Belize: Country and Foreign Investment
Economy and Currency
This page was last updated on 14 April 2021.
The Belize dollar (BZ$) has a fixed rate of exchange of BZ$2 to US$1. Most hotels, resorts, restaurants, and tour operators will accept US currency, traveller’s cheques and credit cards. In Belize, be sure you know which dollar you are paying in!
After 1986 the Belizean economy improved dramatically, in part as a result of the government’s adjustment programme. Tourism became a major contributor to growth. Internal reform coincided with the recovery of the world economy, in particular the revival of the sugar market. From 1986 to 1990, the Belizean economy grew at an average annual rate of more than 10% and inflation averaged only 2.8%.
In the early 1990s, regional economic problems and the worldwide recession combined to undermine the economy. A tough austerity programme in 1997 led to an economic slowdown that continued through 1998. The trade deficit grew, mostly as a result of low export prices for sugar and bananas. But the government's expansive monetary and fiscal policies, initiated in September 1998, led to sturdy GDP growth averaging nearly 4% in 1999-2006.
In August 2006, Prime Minister Said Musa announced that the servicing of the country's debt, which accounted for 90% of its GDP, was "no longer a viable option" on existing terms. Consequently, the government rearranged its debt and announced in February 2007 that it had successfully closed the exchange of its commercial external debt for new bonds due in 2029. The new bonds are denominated in US dollars, and provide for step-up coupons that have been set at 4.25% per annum for the first three years after their issue.
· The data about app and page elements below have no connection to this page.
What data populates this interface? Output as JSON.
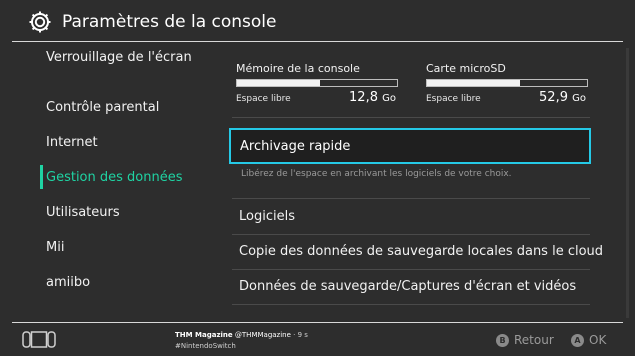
{
  "header": {
    "title": "Paramètres de la console",
    "icon": "gear-icon"
  },
  "sidebar": {
    "items": [
      {
        "label": "Verrouillage de l'écran",
        "active": false
      },
      {
        "label": "Contrôle parental",
        "active": false
      },
      {
        "label": "Internet",
        "active": false
      },
      {
        "label": "Gestion des données",
        "active": true
      },
      {
        "label": "Utilisateurs",
        "active": false
      },
      {
        "label": "Mii",
        "active": false
      },
      {
        "label": "amiibo",
        "active": false
      }
    ]
  },
  "storage": {
    "console": {
      "name": "Mémoire de la console",
      "free_label": "Espace libre",
      "free_value": "12,8",
      "unit": "Go",
      "used_fraction": 0.52
    },
    "sd": {
      "name": "Carte microSD",
      "free_label": "Espace libre",
      "free_value": "52,9",
      "unit": "Go",
      "used_fraction": 0.58
    }
  },
  "main": {
    "archive": {
      "label": "Archivage rapide",
      "description": "Libérez de l'espace en archivant les logiciels de votre choix."
    },
    "items": [
      {
        "label": "Logiciels"
      },
      {
        "label": "Copie des données de sauvegarde locales dans le cloud"
      },
      {
        "label": "Données de sauvegarde/Captures d'écran et vidéos"
      }
    ]
  },
  "footer": {
    "notification": {
      "name": "THM Magazine",
      "handle": "@THMMagazine",
      "time": "· 9 s",
      "tag": "#NintendoSwitch"
    },
    "back": {
      "button": "B",
      "label": "Retour"
    },
    "ok": {
      "button": "A",
      "label": "OK"
    }
  },
  "colors": {
    "accent": "#1fd3a3",
    "focus": "#25c9e6",
    "background": "#2d2d2d"
  }
}
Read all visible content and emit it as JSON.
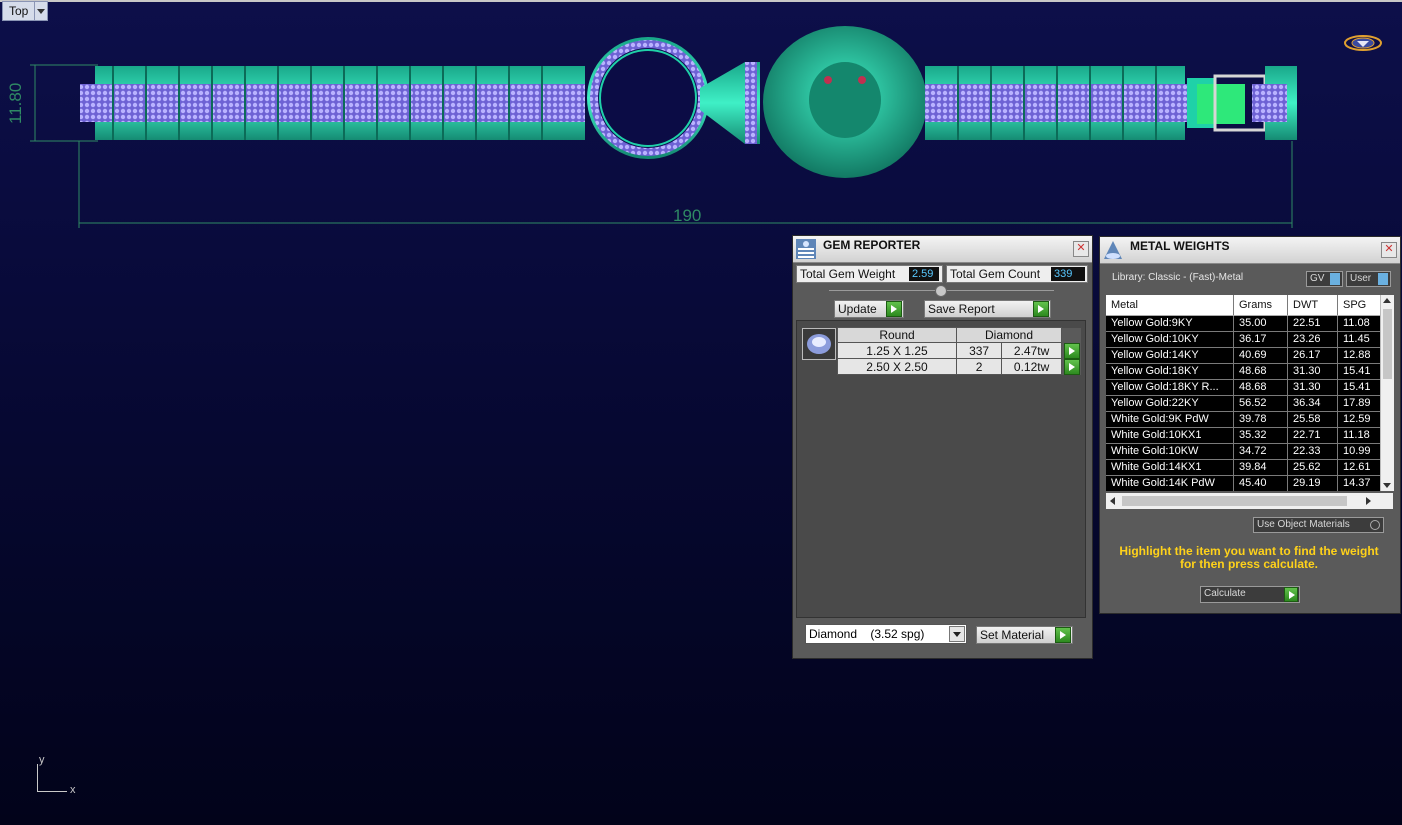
{
  "viewport": {
    "name": "Top",
    "dim_height": "11.80",
    "dim_length": "190",
    "axis_x": "x",
    "axis_y": "y"
  },
  "gem_reporter": {
    "title": "GEM REPORTER",
    "total_weight_label": "Total Gem Weight",
    "total_weight_value": "2.59",
    "total_count_label": "Total Gem Count",
    "total_count_value": "339",
    "update_label": "Update",
    "save_report_label": "Save Report",
    "table_headers": [
      "Round",
      "Diamond"
    ],
    "rows": [
      {
        "size": "1.25 X 1.25",
        "count": "337",
        "weight": "2.47tw"
      },
      {
        "size": "2.50 X 2.50",
        "count": "2",
        "weight": "0.12tw"
      }
    ],
    "material_select": "Diamond    (3.52 spg)",
    "set_material_label": "Set Material"
  },
  "metal_weights": {
    "title": "METAL WEIGHTS",
    "library_label": "Library: Classic - (Fast)-Metal",
    "gv_label": "GV",
    "user_label": "User",
    "columns": [
      "Metal",
      "Grams",
      "DWT",
      "SPG"
    ],
    "rows": [
      [
        "Yellow Gold:9KY",
        "35.00",
        "22.51",
        "11.08"
      ],
      [
        "Yellow Gold:10KY",
        "36.17",
        "23.26",
        "11.45"
      ],
      [
        "Yellow Gold:14KY",
        "40.69",
        "26.17",
        "12.88"
      ],
      [
        "Yellow Gold:18KY",
        "48.68",
        "31.30",
        "15.41"
      ],
      [
        "Yellow Gold:18KY R...",
        "48.68",
        "31.30",
        "15.41"
      ],
      [
        "Yellow Gold:22KY",
        "56.52",
        "36.34",
        "17.89"
      ],
      [
        "White Gold:9K PdW",
        "39.78",
        "25.58",
        "12.59"
      ],
      [
        "White Gold:10KX1",
        "35.32",
        "22.71",
        "11.18"
      ],
      [
        "White Gold:10KW",
        "34.72",
        "22.33",
        "10.99"
      ],
      [
        "White Gold:14KX1",
        "39.84",
        "25.62",
        "12.61"
      ],
      [
        "White Gold:14K PdW",
        "45.40",
        "29.19",
        "14.37"
      ]
    ],
    "use_object_materials_label": "Use Object Materials",
    "hint_text": "Highlight the item you want to find the weight for then press calculate.",
    "calculate_label": "Calculate"
  },
  "colors": {
    "metal": "#1fd1a8",
    "gem": "#8a7ae8",
    "dim_line": "#2f8a64",
    "hint": "#ffd21a"
  }
}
In his 2012 budget speech, Prime Minister and Minister of Finance Dean Barrow said: "The US Dollar bond due 2029 is the single largest debt instrument within the recorded public debt stock, accounting for 46% of the overall recorded public debt and 99% of the external commercial category." He announced that an urgent review on the method of repayment of the 'super bonds' was underway. “We are keenly conscious of the effects of the great recession, a historic downturn from which Belize has not been insulated. The review of our obligations must therefore take into account the realities of the new regional and global economic landscape, as well as the likely impact of the contingent liabilities facing the country,” Mr. Barrow said. A deal was struck to restructure the 'super bonds' in early 2013.
Raw sugar is the top export, with fruit juice second; the banana industry is the country's largest employer. Growth has been hovering around nil frr the last year as the the country has encounted structural problems.
Estimated GDP per capita in 2016 was US$4,320, a slight fall from the level of US$4,467 in 2015. Unemployment stood at 8% at the end of 2016; this represents a dramatic fall from the high of 23.1% in 2011. It must be noted that different methodology was used for the compilation of the statistics which resulted in the difference in the figures. The Statistical Institute of Belize issued explanatory notes on its website in February 2012.